(Stored data begins)

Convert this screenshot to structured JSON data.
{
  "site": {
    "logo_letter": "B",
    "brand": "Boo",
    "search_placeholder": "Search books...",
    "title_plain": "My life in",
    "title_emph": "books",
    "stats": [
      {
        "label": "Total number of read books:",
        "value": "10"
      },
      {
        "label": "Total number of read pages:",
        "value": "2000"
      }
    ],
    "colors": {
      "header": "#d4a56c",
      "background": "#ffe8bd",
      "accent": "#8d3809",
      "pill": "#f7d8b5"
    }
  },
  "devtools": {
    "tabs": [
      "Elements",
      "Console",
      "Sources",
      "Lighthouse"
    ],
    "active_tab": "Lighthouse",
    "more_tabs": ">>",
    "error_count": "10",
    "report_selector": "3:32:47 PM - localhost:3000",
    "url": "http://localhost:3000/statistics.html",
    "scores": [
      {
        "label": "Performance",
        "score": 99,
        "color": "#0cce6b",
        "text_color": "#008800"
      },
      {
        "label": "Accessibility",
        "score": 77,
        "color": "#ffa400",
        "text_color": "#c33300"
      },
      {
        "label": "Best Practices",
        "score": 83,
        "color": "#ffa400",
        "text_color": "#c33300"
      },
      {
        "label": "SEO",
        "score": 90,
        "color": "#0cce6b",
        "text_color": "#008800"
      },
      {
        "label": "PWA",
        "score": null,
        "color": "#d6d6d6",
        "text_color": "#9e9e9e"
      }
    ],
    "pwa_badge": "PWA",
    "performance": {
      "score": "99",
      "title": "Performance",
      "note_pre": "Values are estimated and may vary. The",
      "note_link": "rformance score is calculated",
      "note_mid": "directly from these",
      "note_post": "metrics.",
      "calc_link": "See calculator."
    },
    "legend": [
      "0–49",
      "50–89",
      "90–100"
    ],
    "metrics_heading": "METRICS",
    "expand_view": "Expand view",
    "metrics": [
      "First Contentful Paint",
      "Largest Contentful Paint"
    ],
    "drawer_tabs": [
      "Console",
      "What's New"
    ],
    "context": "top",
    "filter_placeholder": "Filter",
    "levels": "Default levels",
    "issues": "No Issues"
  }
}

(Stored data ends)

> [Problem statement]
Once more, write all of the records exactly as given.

> [Reply to the exercise]
Convert this screenshot to structured JSON data.
{
  "site": {
    "logo_letter": "B",
    "brand": "Boo",
    "search_placeholder": "Search books...",
    "title_plain": "My life in",
    "title_emph": "books",
    "stats": [
      {
        "label": "Total number of read books:",
        "value": "10"
      },
      {
        "label": "Total number of read pages:",
        "value": "2000"
      }
    ],
    "colors": {
      "header": "#d4a56c",
      "background": "#ffe8bd",
      "accent": "#8d3809",
      "pill": "#f7d8b5"
    }
  },
  "devtools": {
    "tabs": [
      "Elements",
      "Console",
      "Sources",
      "Lighthouse"
    ],
    "active_tab": "Lighthouse",
    "more_tabs": ">>",
    "error_count": "10",
    "report_selector": "3:32:47 PM - localhost:3000",
    "url": "http://localhost:3000/statistics.html",
    "scores": [
      {
        "label": "Performance",
        "score": 99,
        "color": "#0cce6b",
        "text_color": "#008800"
      },
      {
        "label": "Accessibility",
        "score": 77,
        "color": "#ffa400",
        "text_color": "#c33300"
      },
      {
        "label": "Best Practices",
        "score": 83,
        "color": "#ffa400",
        "text_color": "#c33300"
      },
      {
        "label": "SEO",
        "score": 90,
        "color": "#0cce6b",
        "text_color": "#008800"
      },
      {
        "label": "PWA",
        "score": null,
        "color": "#d6d6d6",
        "text_color": "#9e9e9e"
      }
    ],
    "pwa_badge": "PWA",
    "performance": {
      "score": "99",
      "title": "Performance",
      "note_pre": "Values are estimated and may vary. The",
      "note_link": "rformance score is calculated",
      "note_mid": "directly from these",
      "note_post": "metrics.",
      "calc_link": "See calculator."
    },
    "legend": [
      "0–49",
      "50–89",
      "90–100"
    ],
    "metrics_heading": "METRICS",
    "expand_view": "Expand view",
    "metrics": [
      "First Contentful Paint",
      "Largest Contentful Paint"
    ],
    "drawer_tabs": [
      "Console",
      "What's New"
    ],
    "context": "top",
    "filter_placeholder": "Filter",
    "levels": "Default levels",
    "issues": "No Issues"
  }
}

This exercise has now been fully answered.